Breakheart Pass – film review
Breakheart Pass (1975)
Director: Tom Gries
Cast: Charles Bronson, Ben Johnson, Jill Ireland, Charles Durning
Runtime: 95 minutes
Format: Dual Format
Jamie Havlin assesses an action-packed mystery western starring Charles Bronson.
Based on the bestseller by Scottish author Alistair MacLean (The Guns of Navarone, Where Eagles Dare), Breakheart Pass is mostly set aboard a locomotive travelling through snow-covered Rocky Mountains during the frontier era.
The train is on a classified mission to Fort Humboldt, a remote Army post where a diphtheria epidemic has taken hold and its cargo is packed with medical supplies to help out and enough provisions to last a month. In addition to the military presence there are also a number of civilians travelling in first class compartments too, this group including Fairchild (Richard Crenna), a Nevada Governor, and his fiancée Marica (Jill Ireland), the daughter of the post’s commander.
Soon, another two passengers will join them. One is John Deakin, played by Charles Bronson (Death Wish, Once Upon a Time in the West). Deakin is apparently a card cheat with a $2,000 bounty on his head for theft, gambling debts, arson and murder. He’s been taken prisoner by U.S. Marshal Pearce (Ben Johnson) during a train stop at Myrtle and allowed to escort Deakin to Fort Humboldt.
The numbers of passangers on board will soon, though, begin to dwindle, killed off one by one. Slowly it becomes clear that Deakin is the man most likely to save the situation.
Here Bronson does what he does best: he outwits and outfights bad guys. Tom Gries surrounds him with a great ensemble piece, with top-flight character actors like Ben Johnson, Richard Crenna and Charles Durning, together with Bronson’s real-life wife Jill Ireland.
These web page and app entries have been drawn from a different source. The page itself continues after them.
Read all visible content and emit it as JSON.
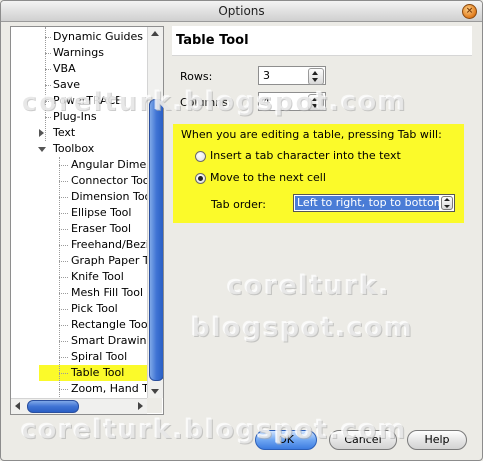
{
  "window": {
    "title": "Options"
  },
  "tree": {
    "items": [
      {
        "label": "Dynamic Guides",
        "indent": 1
      },
      {
        "label": "Warnings",
        "indent": 1
      },
      {
        "label": "VBA",
        "indent": 1
      },
      {
        "label": "Save",
        "indent": 1
      },
      {
        "label": "PowerTRACE",
        "indent": 1
      },
      {
        "label": "Plug-Ins",
        "indent": 1
      },
      {
        "label": "Text",
        "indent": 0,
        "expander": "collapsed"
      },
      {
        "label": "Toolbox",
        "indent": 0,
        "expander": "expanded"
      },
      {
        "label": "Angular Dimens",
        "indent": 2
      },
      {
        "label": "Connector Tool",
        "indent": 2
      },
      {
        "label": "Dimension Tool",
        "indent": 2
      },
      {
        "label": "Ellipse Tool",
        "indent": 2
      },
      {
        "label": "Eraser Tool",
        "indent": 2
      },
      {
        "label": "Freehand/Bezie",
        "indent": 2
      },
      {
        "label": "Graph Paper To",
        "indent": 2
      },
      {
        "label": "Knife Tool",
        "indent": 2
      },
      {
        "label": "Mesh Fill Tool",
        "indent": 2
      },
      {
        "label": "Pick Tool",
        "indent": 2
      },
      {
        "label": "Rectangle Tool",
        "indent": 2
      },
      {
        "label": "Smart Drawing",
        "indent": 2
      },
      {
        "label": "Spiral Tool",
        "indent": 2
      },
      {
        "label": "Table Tool",
        "indent": 2,
        "selected": true
      },
      {
        "label": "Zoom, Hand To",
        "indent": 2
      }
    ]
  },
  "panel": {
    "title": "Table Tool",
    "rows_label": "Rows:",
    "rows_value": "3",
    "columns_label": "Columns:",
    "columns_value": "4",
    "tab_group_label": "When you are editing a table, pressing Tab will:",
    "option_insert": "Insert a tab character into the text",
    "option_move": "Move to the next cell",
    "selected_option": "move",
    "tab_order_label": "Tab order:",
    "tab_order_value": "Left to right, top to bottom"
  },
  "buttons": {
    "ok": "OK",
    "cancel": "Cancel",
    "help": "Help"
  },
  "watermarks": [
    "corelturk.blogspot.com",
    "corelturk.",
    "blogspot.com",
    "corelturk.blogspot.com"
  ],
  "colors": {
    "highlight": "#fbfa2a",
    "accent": "#3f73d4"
  }
}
Gries, whose previous movie Breakout had also starred Bronson and Ireland, does a good job of keeping the action going and the mystery simmering with a plot that has as many twists as the train’s winding journey through Idaho.
Lucien Ballard’s cinematography is equally effective but best of all are the stunts. Inevitably Deakin is drawn into a spectacular brawl atop the moving train. This is a highlight, with him taking on the train’s chef played by Archie Moore, a boxer once nicknamed The Mongoose, who’d won the World Light Heavyweight back in the 1950s.
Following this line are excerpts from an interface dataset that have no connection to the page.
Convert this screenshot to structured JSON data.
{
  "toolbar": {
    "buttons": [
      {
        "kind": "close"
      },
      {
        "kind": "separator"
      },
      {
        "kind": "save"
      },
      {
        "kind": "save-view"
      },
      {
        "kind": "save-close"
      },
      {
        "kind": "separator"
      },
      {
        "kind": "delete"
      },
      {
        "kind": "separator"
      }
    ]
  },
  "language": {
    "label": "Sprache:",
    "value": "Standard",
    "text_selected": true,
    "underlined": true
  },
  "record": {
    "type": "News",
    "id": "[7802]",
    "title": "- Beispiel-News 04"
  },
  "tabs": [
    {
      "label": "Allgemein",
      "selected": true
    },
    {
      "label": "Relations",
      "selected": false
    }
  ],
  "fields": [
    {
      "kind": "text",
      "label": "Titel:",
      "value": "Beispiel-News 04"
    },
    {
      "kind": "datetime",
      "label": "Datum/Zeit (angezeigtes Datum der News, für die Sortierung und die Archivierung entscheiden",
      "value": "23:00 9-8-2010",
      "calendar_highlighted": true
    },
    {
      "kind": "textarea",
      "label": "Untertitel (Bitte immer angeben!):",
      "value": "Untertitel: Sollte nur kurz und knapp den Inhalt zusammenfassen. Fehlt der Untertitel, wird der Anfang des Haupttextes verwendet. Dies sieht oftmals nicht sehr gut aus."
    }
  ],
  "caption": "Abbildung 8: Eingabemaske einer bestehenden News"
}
Breakheart Pass is an old fashioned western that is an enjoyable way to spend an afternoon.
Eureka Classics presents Breakheart Pass for the first time on Blu-ray in the UK in a special Dual Format edition.
Extras include a new and very enjoyable video interview with critic Kim Newman.
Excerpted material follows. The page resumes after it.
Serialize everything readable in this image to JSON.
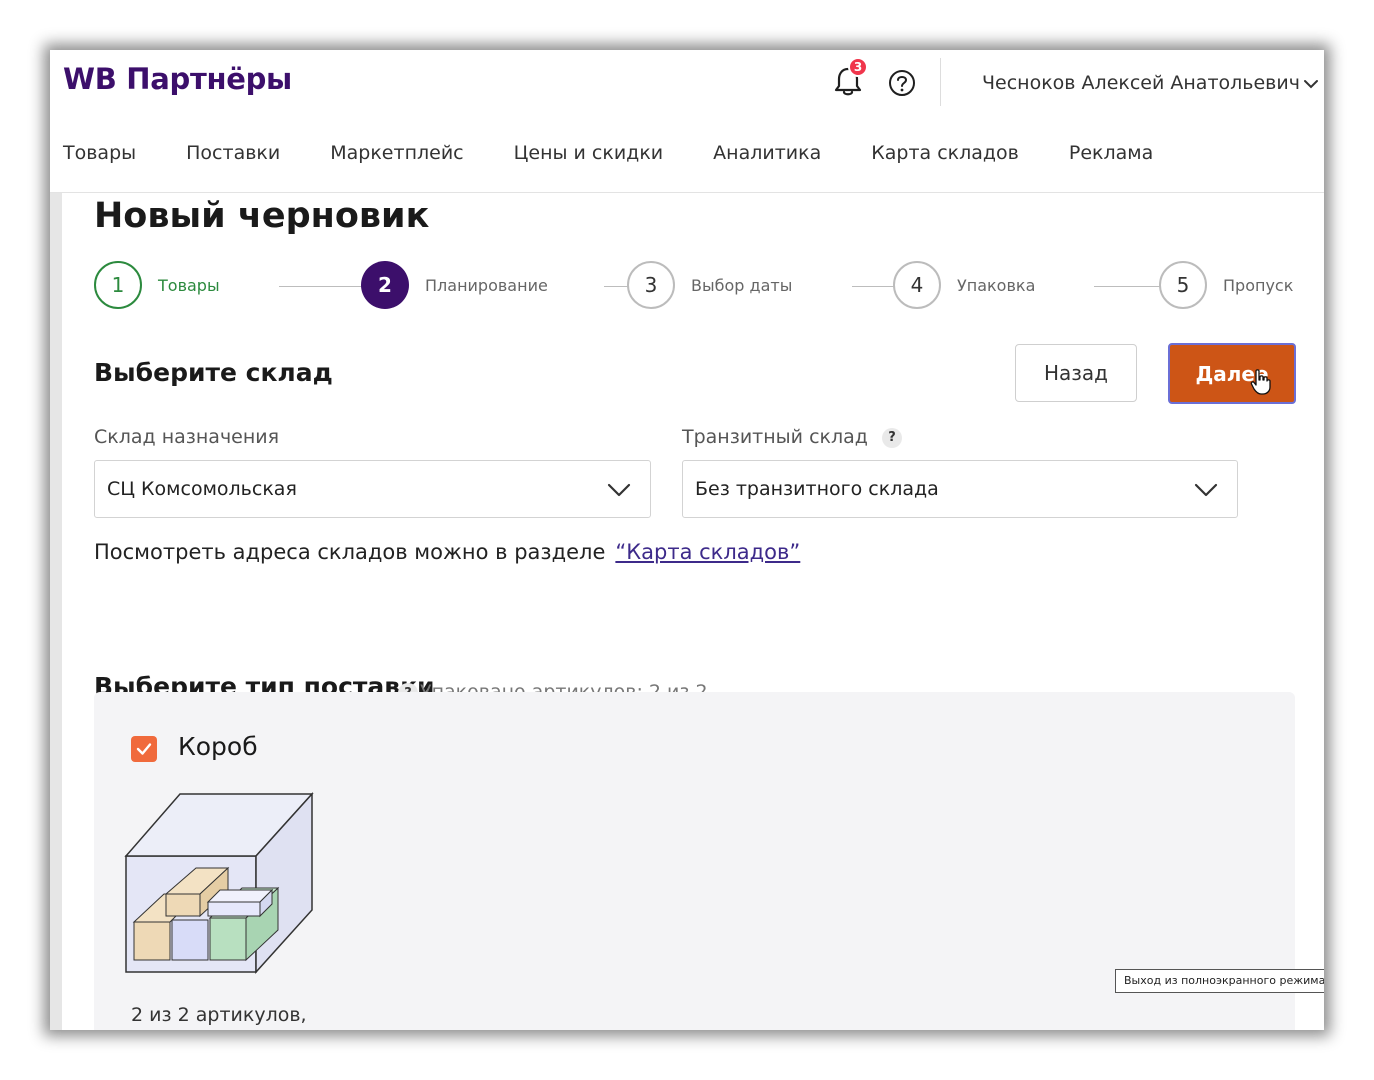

For more on the film: https://www.eurekavideo.co.uk/classics/breakheart-pass
All words by Jamie Havlin. More writing by Jamie can be found at his Louder Than War author’s archive.